Records provided:
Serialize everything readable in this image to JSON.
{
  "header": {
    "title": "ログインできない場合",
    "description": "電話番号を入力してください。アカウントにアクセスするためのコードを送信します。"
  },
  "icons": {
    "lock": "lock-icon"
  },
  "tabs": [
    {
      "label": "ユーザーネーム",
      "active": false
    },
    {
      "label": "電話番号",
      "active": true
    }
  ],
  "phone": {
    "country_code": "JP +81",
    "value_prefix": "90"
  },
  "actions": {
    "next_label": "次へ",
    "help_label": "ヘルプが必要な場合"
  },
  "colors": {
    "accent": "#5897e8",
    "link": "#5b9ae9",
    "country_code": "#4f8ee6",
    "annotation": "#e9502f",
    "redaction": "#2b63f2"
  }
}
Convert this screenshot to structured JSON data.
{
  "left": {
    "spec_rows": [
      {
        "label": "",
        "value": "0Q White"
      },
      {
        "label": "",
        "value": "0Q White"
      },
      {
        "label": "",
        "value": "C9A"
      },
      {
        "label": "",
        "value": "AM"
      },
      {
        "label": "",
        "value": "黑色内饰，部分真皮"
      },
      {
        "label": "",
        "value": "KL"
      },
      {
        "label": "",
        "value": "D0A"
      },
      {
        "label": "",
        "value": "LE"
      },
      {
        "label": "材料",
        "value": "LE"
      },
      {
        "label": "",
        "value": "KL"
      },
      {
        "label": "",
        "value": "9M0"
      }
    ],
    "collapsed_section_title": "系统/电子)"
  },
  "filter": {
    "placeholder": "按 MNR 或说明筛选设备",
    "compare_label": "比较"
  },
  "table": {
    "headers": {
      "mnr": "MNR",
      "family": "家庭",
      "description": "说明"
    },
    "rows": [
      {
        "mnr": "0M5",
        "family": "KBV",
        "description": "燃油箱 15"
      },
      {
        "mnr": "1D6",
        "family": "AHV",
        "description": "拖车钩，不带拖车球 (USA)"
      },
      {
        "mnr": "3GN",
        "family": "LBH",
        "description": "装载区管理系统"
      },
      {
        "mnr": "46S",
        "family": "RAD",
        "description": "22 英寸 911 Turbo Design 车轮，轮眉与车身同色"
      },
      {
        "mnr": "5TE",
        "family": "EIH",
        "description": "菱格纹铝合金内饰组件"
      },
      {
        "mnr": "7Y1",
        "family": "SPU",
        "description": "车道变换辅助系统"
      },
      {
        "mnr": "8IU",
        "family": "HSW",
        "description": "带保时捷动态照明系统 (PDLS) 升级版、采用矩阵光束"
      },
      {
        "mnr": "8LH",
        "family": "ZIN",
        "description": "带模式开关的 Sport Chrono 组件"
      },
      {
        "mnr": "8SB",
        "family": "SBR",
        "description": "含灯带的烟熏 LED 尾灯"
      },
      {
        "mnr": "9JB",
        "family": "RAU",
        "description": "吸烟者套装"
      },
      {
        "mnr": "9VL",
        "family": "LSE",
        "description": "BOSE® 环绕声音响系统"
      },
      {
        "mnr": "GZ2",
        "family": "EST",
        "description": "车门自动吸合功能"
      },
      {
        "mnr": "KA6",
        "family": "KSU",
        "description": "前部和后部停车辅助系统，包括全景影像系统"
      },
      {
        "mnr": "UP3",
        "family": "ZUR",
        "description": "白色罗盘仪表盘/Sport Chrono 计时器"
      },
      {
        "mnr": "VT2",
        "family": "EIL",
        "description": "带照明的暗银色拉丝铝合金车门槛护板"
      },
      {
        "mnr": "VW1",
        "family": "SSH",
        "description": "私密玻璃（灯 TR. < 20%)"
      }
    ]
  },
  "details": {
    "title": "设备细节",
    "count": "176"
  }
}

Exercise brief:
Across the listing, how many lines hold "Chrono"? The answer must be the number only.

Solution below:
2